She said that at about 1pm on May 29, Ngeth Sothea, 48, a police officer, drove home from a nightclub and stopped his car outside the gates of his house in Chamkar Mon district, where he fell asleep while drunk.
“While the victim was sleeping inside the car, Mr Sopha, who followed him from the nightclub in his tuk-tuk, entered the car and stole $10,000, three phones, and two ATM cards,” she said. “After stealing the items, the accused took the phones and sold them to his younger brother Mr Sophary, who was a phone vendor.”
Judge Phaneth noted that the theft was recorded by CCTV at the victim’s house and Mr Sopha was arrested by police at about 2pm the next day. She said that after his arrest police seized $7,000 from him.
Judge Phaneth said that based on Mr Sopha’s confession, police later arrested his brother at his phone shop and recovered the stolen phones.
The $7,000, which was all that remained from the stolen money, and the phones were returned to Mr Sothea.
During yesterday’s trial, Mr Sopha admitted committing the offence and confessed that before his arrest, he stole items from drunken men on eight occasions.
He told the court that he usually followed his victims in his tuk-tuk when they drove their cars or motorbikes home and looted their properties, especially their phones.
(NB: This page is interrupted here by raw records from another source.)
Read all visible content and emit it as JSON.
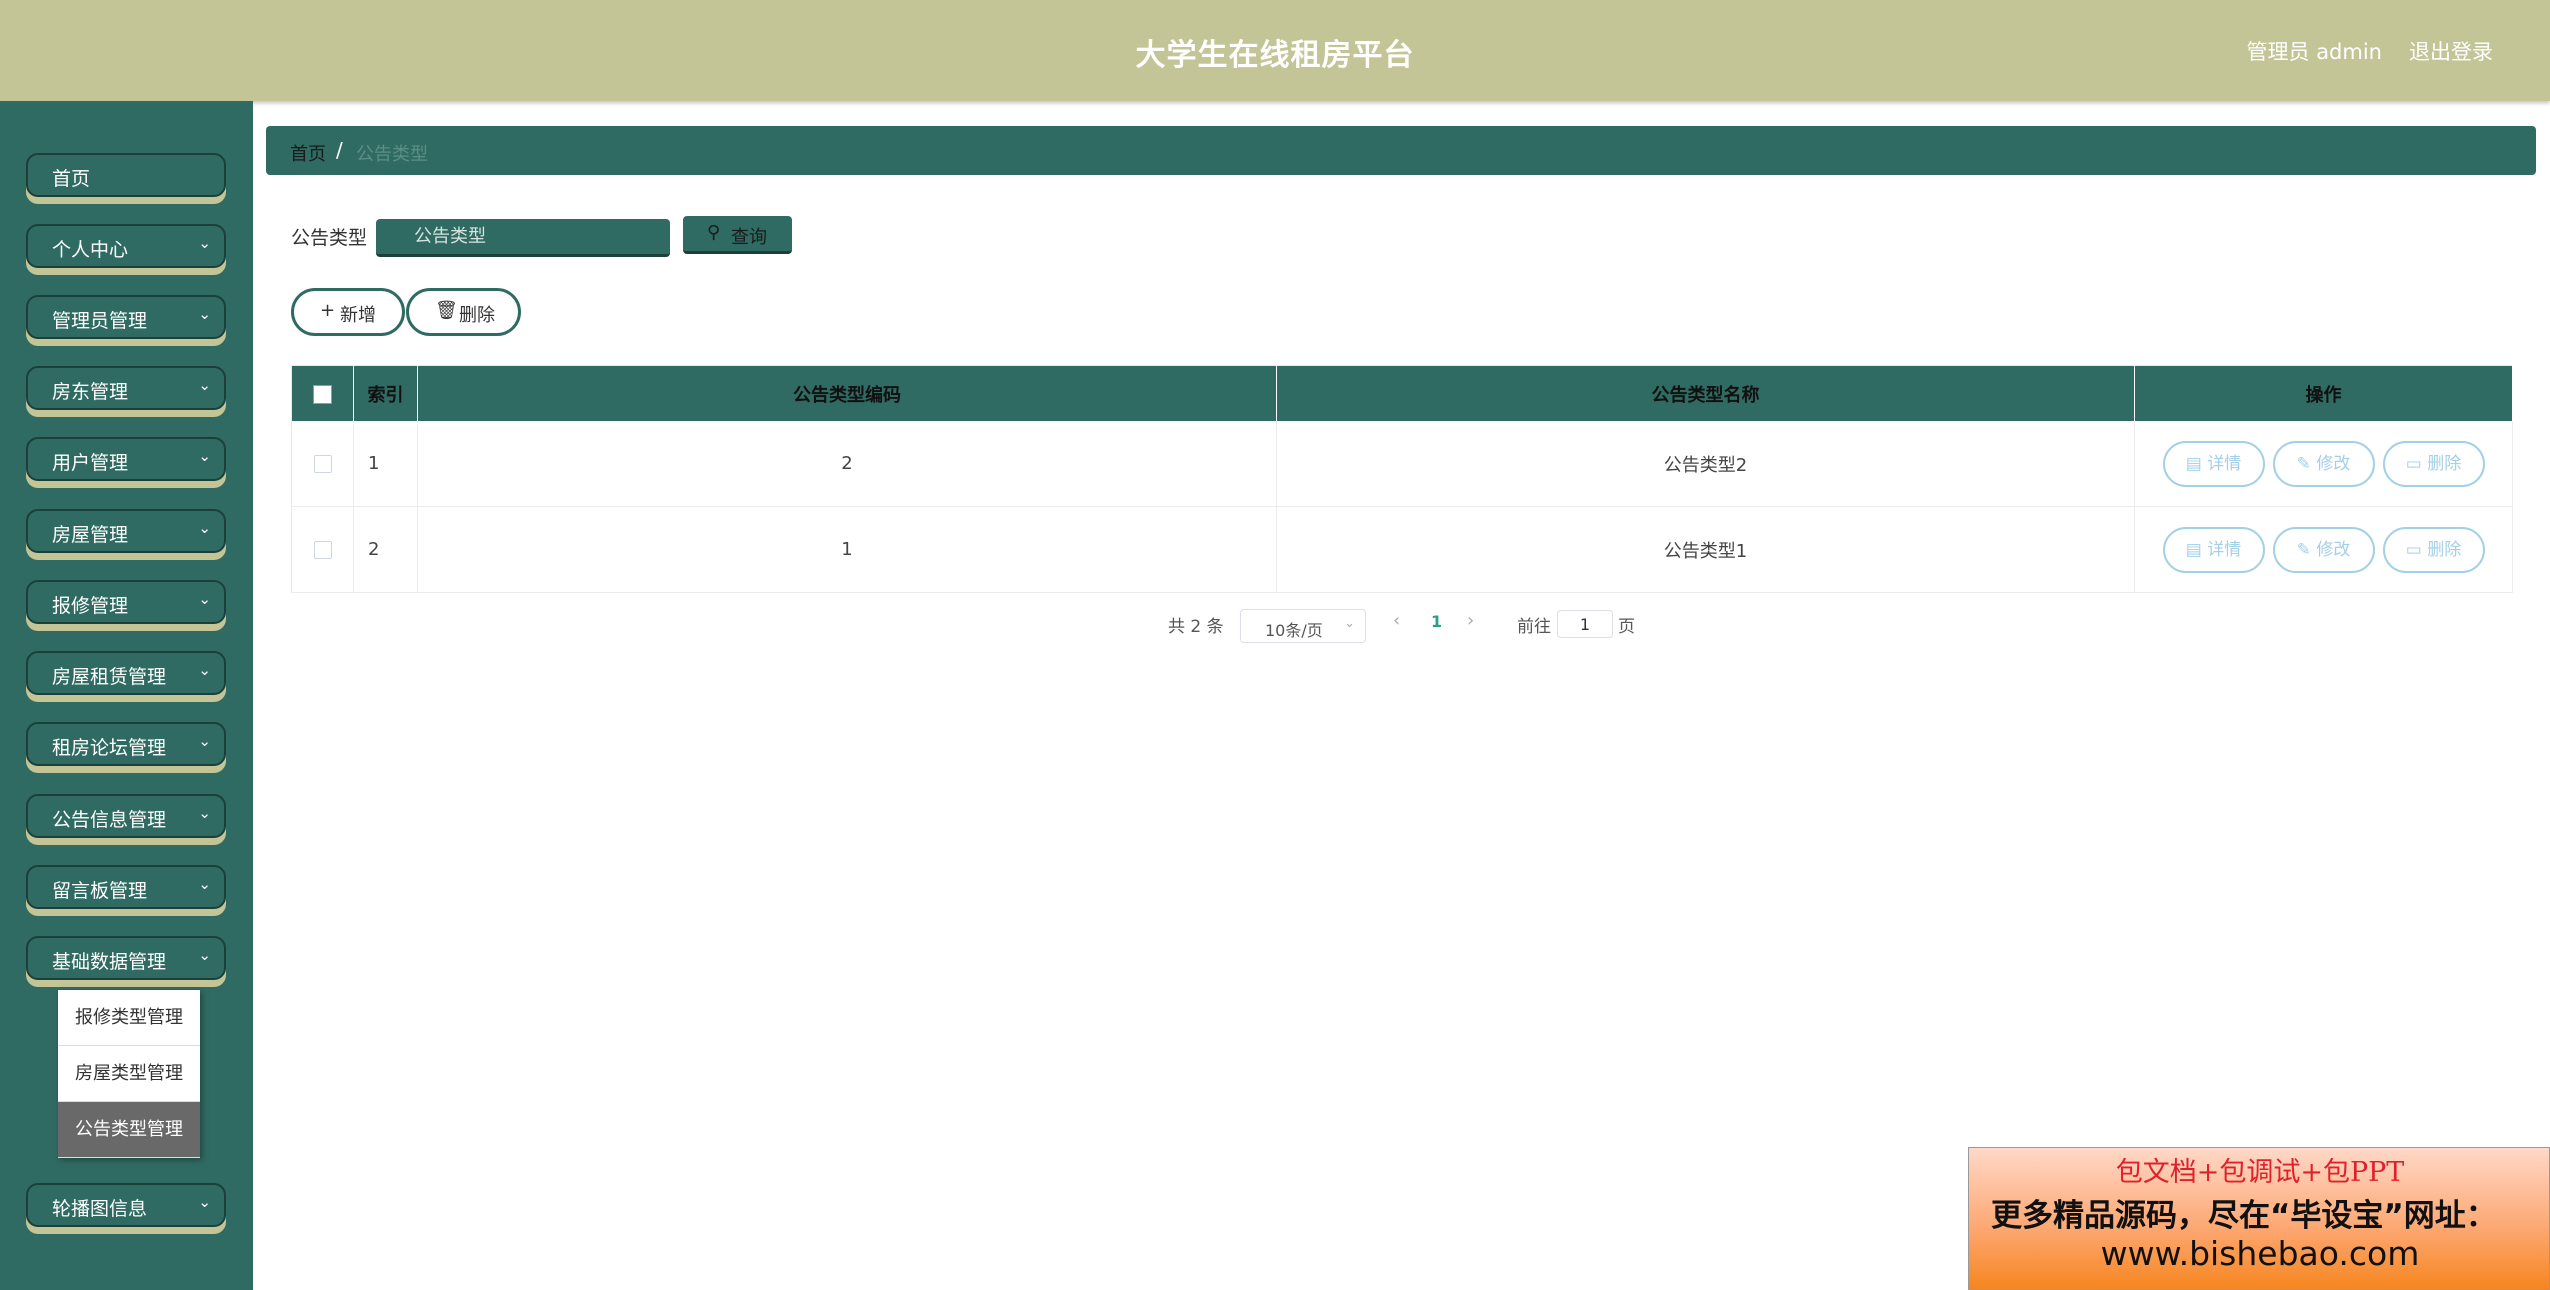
{
  "header": {
    "title": "大学生在线租房平台",
    "admin_label": "管理员 admin",
    "logout": "退出登录"
  },
  "sidebar": {
    "items": [
      {
        "label": "首页",
        "has_chevron": false
      },
      {
        "label": "个人中心",
        "has_chevron": true
      },
      {
        "label": "管理员管理",
        "has_chevron": true
      },
      {
        "label": "房东管理",
        "has_chevron": true
      },
      {
        "label": "用户管理",
        "has_chevron": true
      },
      {
        "label": "房屋管理",
        "has_chevron": true
      },
      {
        "label": "报修管理",
        "has_chevron": true
      },
      {
        "label": "房屋租赁管理",
        "has_chevron": true
      },
      {
        "label": "租房论坛管理",
        "has_chevron": true
      },
      {
        "label": "公告信息管理",
        "has_chevron": true
      },
      {
        "label": "留言板管理",
        "has_chevron": true
      },
      {
        "label": "基础数据管理",
        "has_chevron": true
      },
      {
        "label": "轮播图信息",
        "has_chevron": true
      }
    ],
    "submenu": [
      {
        "label": "报修类型管理",
        "active": false
      },
      {
        "label": "房屋类型管理",
        "active": false
      },
      {
        "label": "公告类型管理",
        "active": true
      }
    ]
  },
  "breadcrumb": {
    "home": "首页",
    "separator": "/",
    "current": "公告类型"
  },
  "search": {
    "label": "公告类型",
    "placeholder": "公告类型",
    "button": "查询",
    "button_icon": "search-icon"
  },
  "actions": {
    "add": "新增",
    "add_icon": "plus-icon",
    "delete": "删除",
    "delete_icon": "trash-icon"
  },
  "table": {
    "columns": [
      "索引",
      "公告类型编码",
      "公告类型名称",
      "操作"
    ],
    "rows": [
      {
        "index": "1",
        "code": "2",
        "name": "公告类型2"
      },
      {
        "index": "2",
        "code": "1",
        "name": "公告类型1"
      }
    ],
    "row_buttons": {
      "detail": "详情",
      "edit": "修改",
      "delete": "删除"
    }
  },
  "pagination": {
    "total": "共 2 条",
    "page_size": "10条/页",
    "current_page": "1",
    "goto_label": "前往",
    "goto_value": "1",
    "page_label": "页"
  },
  "ad": {
    "line1": "包文档+包调试+包PPT",
    "line2": "更多精品源码，尽在“毕设宝”网址：",
    "line3": "www.bishebao.com"
  },
  "colors": {
    "header_bg": "#c3c597",
    "sidebar_bg": "#2f6b62",
    "accent_dark": "#1d3f3a",
    "row_button": "#a3d0e6",
    "active_sub": "#696969"
  }
}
“After stealing their phones, I took them to sell to phone vendors in the capital,” Mr Sopha said. “I knew that my activities were illegal but it became a habit for me.”
He requested the judges’ council to give him a light sentence.
Mr Sothary yesterday denied the allegations, and told the court that he only bought the phones from Mr Sopha because he was selling them cheap.
He said that each phone cost more than $500 and Mr Sopha sold them to him for only $100 each.
“I did not know that the phones I bought from my elder brother were stolen goods,” Mr Sothary said. “If I had known I would not have bought them from him.”
He requested the judges’ council to drop the charge against him and release him from prison.
A verdict is due on December 28.